08 March 2008

Recent poetry reading part II: The Monkey’s Mask by Dorothy Porter

This post is a little belated – I mostly wrote it a few weeks ago before going on holiday, but it didn’t quite make it out of the notebook and into the blog.

So anyway, not too long ago I read The Monkey’s Mask by Dorothy Porter (who I often confuse with Dorothy Parker, about whom I’ve recently read a very interesting and kind of depressing biography).

The Monkey’s Mask is, as they say in Australia, a ‘verse novel’. In 2001 I was a guest at the Subverse poetry festival in Brisbane, and I got the impression that a verse novel had become an essential stage in the development of a poet: after one-to-two poetry collections it’s time for your verse novel. All the poets seemed to have written one, be writing one, or intending to write one.

The blurb on the cover says:

You will encounter things that you never expected to find in a poem – a missing person enquiry, a tough streetwise P.I. named Jill Fitzpatrick, cars that go out of control on mountain roads, murder, deception and an unforgettable femme fatale. You will find yourself reading the crime thriller of the year.
Sound tacky? To be honest, it kinda is. The fast pace pulled me through the 256 page book pretty swiftly, but at the end I felt kind of cheated. The story seemed clichéd and predictable, and I don’t even read crime fiction. I picked the killer pretty early on, because he was the nicest guy in the whole book. I hoped that, because she's a poet and poets are pretty smart, she was leading me down a path and she’d surprise me at the end. But no.

I’m really interested in narrative poetry – the beautiful, spare but rich way that poems can tell stories. Over the last few years my poetry has tended towards the narrative. My next collection, My Iron Spine (which will be published later this year – watch this space), is mainly narrative poetry: biographical and autobiographical. I’ve even been considering joining the Aussies and writing my long-talked-about (by me that is) novel Cartography as a 'verse novel'.

The thing about poetry that makes it poetry, for me anyway, is the intensity of language. But, while being written as poetry (a series of shortish poems- 1–2 pages each) gave the narrative of The Monkey’s Mask a nice stripped-backness, I found the poetry pretty bland. I recall noticing some nice images on my way through, but flicking through it now, I can’t find them, so you’ll have to just believe me.

I think Dorothy Porter is a really good poet– I’ve read some of her other work and really liked it, so I had high hopes for The Monkey’s Mask. But I guess my main feeling after reading it was that if someone had submitted it to me for publication, I would have said that it’s a really cool idea, and definitely worth pursuing, but that the poetry could do with some more work and the cliche's 'reconsidered'.

But what would I know! – it won the Age Book of the Year for Poetry, the National Book Council Award for Poetry and the Braille Book of the Year. (It’s also been adapted for stage and radio and film.)

Has anyone else read it? What did you think?

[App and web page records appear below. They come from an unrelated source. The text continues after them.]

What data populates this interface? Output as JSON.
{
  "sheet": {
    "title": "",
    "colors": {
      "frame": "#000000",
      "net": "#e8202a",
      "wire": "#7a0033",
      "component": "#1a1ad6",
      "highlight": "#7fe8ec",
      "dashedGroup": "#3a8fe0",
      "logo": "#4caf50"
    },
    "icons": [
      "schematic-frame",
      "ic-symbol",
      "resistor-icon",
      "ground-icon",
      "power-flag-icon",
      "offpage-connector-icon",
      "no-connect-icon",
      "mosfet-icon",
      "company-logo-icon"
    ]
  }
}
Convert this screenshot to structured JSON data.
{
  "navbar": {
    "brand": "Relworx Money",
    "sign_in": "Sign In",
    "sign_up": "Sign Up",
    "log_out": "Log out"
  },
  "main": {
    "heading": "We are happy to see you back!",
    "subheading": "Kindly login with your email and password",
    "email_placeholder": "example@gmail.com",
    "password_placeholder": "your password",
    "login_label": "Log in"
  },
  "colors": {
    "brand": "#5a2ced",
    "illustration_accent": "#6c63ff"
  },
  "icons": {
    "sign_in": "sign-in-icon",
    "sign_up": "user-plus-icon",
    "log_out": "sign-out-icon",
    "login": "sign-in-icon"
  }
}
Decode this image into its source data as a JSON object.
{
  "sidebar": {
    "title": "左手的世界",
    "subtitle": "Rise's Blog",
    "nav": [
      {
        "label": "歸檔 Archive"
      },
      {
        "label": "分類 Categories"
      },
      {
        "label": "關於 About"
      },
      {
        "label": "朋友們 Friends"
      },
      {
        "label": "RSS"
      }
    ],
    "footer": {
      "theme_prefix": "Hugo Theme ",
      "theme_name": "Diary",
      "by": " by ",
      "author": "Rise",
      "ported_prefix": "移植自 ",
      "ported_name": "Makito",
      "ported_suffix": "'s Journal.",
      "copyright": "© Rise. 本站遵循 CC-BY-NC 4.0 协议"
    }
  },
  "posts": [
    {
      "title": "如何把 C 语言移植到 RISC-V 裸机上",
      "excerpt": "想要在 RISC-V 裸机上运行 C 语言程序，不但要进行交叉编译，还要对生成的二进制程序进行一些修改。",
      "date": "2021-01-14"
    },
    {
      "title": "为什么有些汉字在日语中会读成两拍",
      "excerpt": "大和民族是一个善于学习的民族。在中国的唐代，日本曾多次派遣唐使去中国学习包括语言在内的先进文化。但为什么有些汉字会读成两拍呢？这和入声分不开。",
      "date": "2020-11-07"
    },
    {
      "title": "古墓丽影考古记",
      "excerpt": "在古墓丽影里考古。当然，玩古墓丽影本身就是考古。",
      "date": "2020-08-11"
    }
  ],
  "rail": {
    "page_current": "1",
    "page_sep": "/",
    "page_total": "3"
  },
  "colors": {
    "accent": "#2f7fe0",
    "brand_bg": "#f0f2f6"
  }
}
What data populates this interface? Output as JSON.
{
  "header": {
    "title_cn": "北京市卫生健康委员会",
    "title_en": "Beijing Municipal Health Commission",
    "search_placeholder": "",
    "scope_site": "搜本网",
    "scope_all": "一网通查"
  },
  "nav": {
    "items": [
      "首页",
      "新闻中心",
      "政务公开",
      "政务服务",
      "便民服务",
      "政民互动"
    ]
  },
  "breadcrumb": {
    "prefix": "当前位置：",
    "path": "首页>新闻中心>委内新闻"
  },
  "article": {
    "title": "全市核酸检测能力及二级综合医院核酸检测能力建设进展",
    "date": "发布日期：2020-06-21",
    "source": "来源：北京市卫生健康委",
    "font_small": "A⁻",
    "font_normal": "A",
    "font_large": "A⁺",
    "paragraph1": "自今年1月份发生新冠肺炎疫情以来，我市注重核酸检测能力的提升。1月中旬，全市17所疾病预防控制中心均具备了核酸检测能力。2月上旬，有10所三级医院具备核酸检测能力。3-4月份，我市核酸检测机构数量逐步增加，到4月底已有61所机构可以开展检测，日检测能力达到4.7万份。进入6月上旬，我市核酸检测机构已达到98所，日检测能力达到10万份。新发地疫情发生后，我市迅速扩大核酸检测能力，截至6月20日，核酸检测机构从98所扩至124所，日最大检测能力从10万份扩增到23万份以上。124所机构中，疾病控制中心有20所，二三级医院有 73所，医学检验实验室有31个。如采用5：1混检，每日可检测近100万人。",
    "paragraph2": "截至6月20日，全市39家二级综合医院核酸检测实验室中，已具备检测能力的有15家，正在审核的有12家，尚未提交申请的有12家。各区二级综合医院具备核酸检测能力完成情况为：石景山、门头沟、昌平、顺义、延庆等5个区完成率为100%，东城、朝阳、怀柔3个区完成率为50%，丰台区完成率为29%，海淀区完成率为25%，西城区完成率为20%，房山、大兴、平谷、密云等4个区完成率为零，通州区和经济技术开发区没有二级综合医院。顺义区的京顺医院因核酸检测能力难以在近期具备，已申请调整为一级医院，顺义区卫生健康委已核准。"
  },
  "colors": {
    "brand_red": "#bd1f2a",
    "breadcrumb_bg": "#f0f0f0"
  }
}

Anyone else read any verse novels?


hix said...

I read it many years ago, and remember being pleasantly engaged by it. It was a fast read for me too. as a crime story, I enjoyed its sensuality and sparse style (which was, perhaps, me just buzzing out at coming across a poetic novel for the first time).

I watched the movie at its market premiere at Cannes. It did not increase the jaded buyers of movies & film festival programmers from what I could tell. as a film, I found a little bland, predictable, and not-special.

Anonymous said...

Porter's book has sold 50,000 copies. Go figure.

Helen Rickerby said...

Oh absolutely! It's been very popular and much loved. Probably I'm just missing something, though I often find people have very different taste in poetry.

I favour of it though, I found, via someone else's comment, one of the nice images:

In love I’ve got no style

my heart is decked out
in bright pink tracksuit pants

it weaves its huge bummed way
through the tables to Diana

Sonia said...

I read a different Dorothy Porter book a while ago (something about planets and lesbians and cancer? Wild Surmise, that's it, from 'On First Looking Into Chapmans Homer') and had a similar reaction.

Anna Jackson, who lent me that book, is of the same mind.

I really liked Vikram Seth's verse novel/novella/whatever-it's-called The Golden Gate, which is also a pacy read with a deliberately soap-opera-y plot, but is also technically brilliant. That was more a rhyme and meter brilliance, rather than an imagistically based one though.

Helen Rickerby said...

Hi Sonia! Thanks for your comment.

I haven't read The Golden Gate, though have heard that it's good. Ought to.

The other 'verse novel' I've read, that I can think of right now, is 'Autobiography of Red' by Anne Carson. I read it a few years ago, and liked it, but not as much as 'The Glass Essay', a long narrative poem from her first book.

Michael J. Farrand said...

Thought you might appreciate a set of contemporary narrative poems. Enjoyed your article very much.